On April 26 and 27, the University of Virginia welcomes one of theater’s luminaries, Moisés Kaufman, to share his creative insights with students, faculty, staff and the Charlottesville community. His mini-residency will include two classroom visits and a public talk and book signing.
Moisés Kaufman is the founder and artistic director of Tectonic Theater Project, a Tony- and Emmy-nominated director and playwright, and a recipient of the National Medal of Arts. His play “The Laramie Project” (which he wrote with the Tectonic Theater Project company) is among the most performed in America. He is an Obie winner and a Guggenheim Fellow in Playwriting.
The centerpiece of Kaufman’s visit is a public talk and moderated conversation to be held April 26 at 6:15 p.m. in the Ruth Caplin Theatre. The event is free, but patrons must obtain tickets through the Arts Box Office, with a limit of one ticket per student and two for other patrons. Tickets are available through April 19 to University staff, faculty and students only, after which they will be available to the general public; tickets must be obtained in person. UVA faculty, staff and students will need a UVA ID.
A book signing for “Moment Work: Tectonic Theater Project’s Process of Devising Theater” will follow directly after the talk, in the Caplin Theatre’s upper lobby. “Moment Work” is a detailed manual of the Tectonic Theater Project’s method and a chronicle of how the group wrote some of its best-known works.
Kaufman said he is most excited to share his experiences with UVA drama students in two classes, one in playwriting and the other in acting.
“I am very much looking forward to making my first-ever visit to Charlottesville and to the University of Virginia,” he said. “As a lifelong student of history, I am particularly interested in exploring Mr. Jefferson’s University and hometown. Most of all, I am eager to connect with the emerging theater artists at UVA who will soon be leading the way.”
Colleen Kelly, professor and chair of the Drama Department, will host Kaufman in her M.F.A. acting class on April 27.
“I’m especially interested in our students learning about the integrated process that Tectonic Theater Project uses to develop new works,” she said. “It’s my hope that our playwrights, designers, technicians and performers are inspired to think in new ways about collaboration and reminded that their work can make a difference in the world.”
Kaufman will also visit undergraduate students on April 26 in an “Advanced Playwriting” course led by Doug Grissom, an associate professor of drama.
Kaufman’s work is known for celebrating difference and critiquing our national response to bias and hate crimes. “The Laramie Project” is based on the life and death of Matthew Shepard, a gay college student who was beaten and left for dead in October 1998.

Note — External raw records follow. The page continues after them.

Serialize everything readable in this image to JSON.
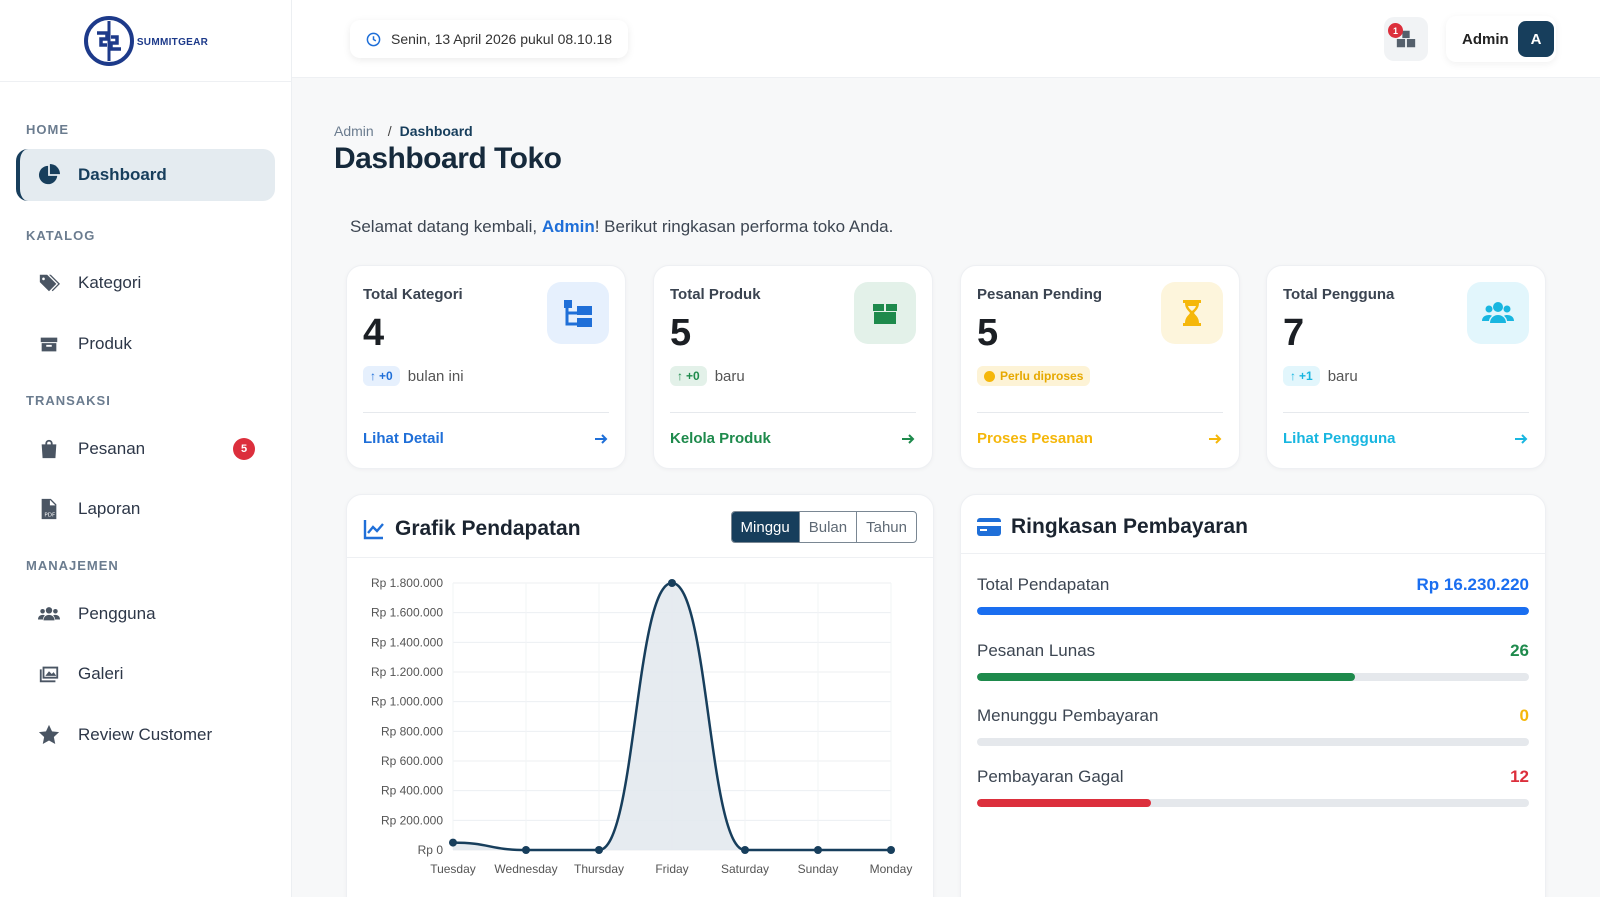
{
  "brand": {
    "name": "SUMMITGEAR"
  },
  "sidebar": {
    "sections": [
      "HOME",
      "KATALOG",
      "TRANSAKSI",
      "MANAJEMEN"
    ],
    "items": [
      {
        "label": "Dashboard",
        "icon": "pie-chart-icon"
      },
      {
        "label": "Kategori",
        "icon": "tags-icon"
      },
      {
        "label": "Produk",
        "icon": "box-icon"
      },
      {
        "label": "Pesanan",
        "icon": "shopping-bag-icon",
        "badge": "5"
      },
      {
        "label": "Laporan",
        "icon": "pdf-file-icon"
      },
      {
        "label": "Pengguna",
        "icon": "users-icon"
      },
      {
        "label": "Galeri",
        "icon": "images-icon"
      },
      {
        "label": "Review Customer",
        "icon": "star-icon"
      }
    ]
  },
  "topbar": {
    "datetime": "Senin, 13 April 2026 pukul 08.10.18",
    "notification_count": "1",
    "user_name": "Admin",
    "avatar_initial": "A"
  },
  "breadcrumb": {
    "root": "Admin",
    "sep": "/",
    "current": "Dashboard"
  },
  "page": {
    "title": "Dashboard Toko",
    "welcome_prefix": "Selamat datang kembali, ",
    "welcome_name": "Admin",
    "welcome_suffix": "! Berikut ringkasan performa toko Anda."
  },
  "stats": [
    {
      "label": "Total Kategori",
      "value": "4",
      "delta": "+0",
      "meta": "bulan ini",
      "link": "Lihat Detail",
      "color": "#1f6fd8",
      "icon_bg": "#e6f0fd",
      "icon": "sitemap-icon"
    },
    {
      "label": "Total Produk",
      "value": "5",
      "delta": "+0",
      "meta": "baru",
      "link": "Kelola Produk",
      "color": "#1e8a4c",
      "icon_bg": "#e3f1e9",
      "icon": "box-icon"
    },
    {
      "label": "Pesanan Pending",
      "value": "5",
      "status": "Perlu diproses",
      "link": "Proses Pesanan",
      "color": "#f5b70a",
      "icon_bg": "#fdf5dc",
      "icon": "hourglass-icon"
    },
    {
      "label": "Total Pengguna",
      "value": "7",
      "delta": "+1",
      "meta": "baru",
      "link": "Lihat Pengguna",
      "color": "#18b6e0",
      "icon_bg": "#e2f6fc",
      "icon": "users-icon"
    }
  ],
  "revenue_chart": {
    "title": "Grafik Pendapatan",
    "tabs": [
      "Minggu",
      "Bulan",
      "Tahun"
    ],
    "active_tab": "Minggu"
  },
  "chart_data": {
    "type": "area",
    "x": [
      "Tuesday",
      "Wednesday",
      "Thursday",
      "Friday",
      "Saturday",
      "Sunday",
      "Monday"
    ],
    "series": [
      {
        "values": [
          50000,
          0,
          0,
          1800000,
          0,
          0,
          0
        ]
      }
    ],
    "yticks": [
      "Rp 0",
      "Rp 200.000",
      "Rp 400.000",
      "Rp 600.000",
      "Rp 800.000",
      "Rp 1.000.000",
      "Rp 1.200.000",
      "Rp 1.400.000",
      "Rp 1.600.000",
      "Rp 1.800.000"
    ],
    "ylim": [
      0,
      1800000
    ],
    "grid": true,
    "colors": {
      "line": "#173e5c",
      "fill": "#e3e9ee"
    }
  },
  "payment_summary": {
    "title": "Ringkasan Pembayaran",
    "rows": [
      {
        "label": "Total Pendapatan",
        "value": "Rp 16.230.220",
        "fraction": 1.0,
        "color": "#1a6ef0"
      },
      {
        "label": "Pesanan Lunas",
        "value": "26",
        "fraction": 0.685,
        "color": "#1e8a4c"
      },
      {
        "label": "Menunggu Pembayaran",
        "value": "0",
        "fraction": 0.0,
        "color": "#f5b70a"
      },
      {
        "label": "Pembayaran Gagal",
        "value": "12",
        "fraction": 0.316,
        "color": "#dc2f3c"
      }
    ]
  }
}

Recognizing his work’s impact on national conversations about diversity and LGBTQ rights, UVA’s Office of Equal Opportunity and Civil Rights – a co-sponsor of Kaufman’s visit – is hosting a reception for Kaufman and the LGBTQ and theater and arts communities during his stay.
“We thought it was particularly important and timely to bring Moisés to Grounds,” said Catherine Spear, associate vice president for equal opportunity and civil rights. “His creativity and vision will generate meaningful dialogue here about equality and diversity.”
Other co-sponsors of Kaufman’s visit include the Office of the Executive Vice President and Provost, the Vice Provost for the Arts and the Department of Drama.
Said Jody Kielbasa, vice provost for the arts, “We are honored to host Moisés Kaufman, whose extraordinary impact as an artist was recognized by President Barack Obama by both a National Medal for the Arts, and Kaufman’s attendance when the president signed into law the Matthew Shepard and James Byrd Jr. Hate Crimes Prevention Act.”
Kaufman’s Broadway directing credits include the revival of “The Heiress” with Jessica Chastain; “33 Variations” (which he also wrote) starring Jane Fonda, nominated for five Tony Awards; Rajiv Joseph’s Pulitzer Prize finalist “Bengal Tiger at the Baghdad Zoo,” with Robin Williams; and Doug Wright’s Pulitzer and Tony Award-winning play “I Am My Own Wife,” with Jefferson Mays. Kaufman also co-wrote and directed the HBO film adaptation of “The Laramie Project,” which received Emmy Award nominations for Best Director and Best Writer.
Kaufman’s visit is funded by the UVA Arts Fund for Artistic Excellence (formerly the Arts & Arts Grounds Fund), which supports the innovative creative work of students and faculty at the University. Administered by the Vice Provost for the Arts, funds are awarded across schools and units to support high-quality projects and initiatives in the arts.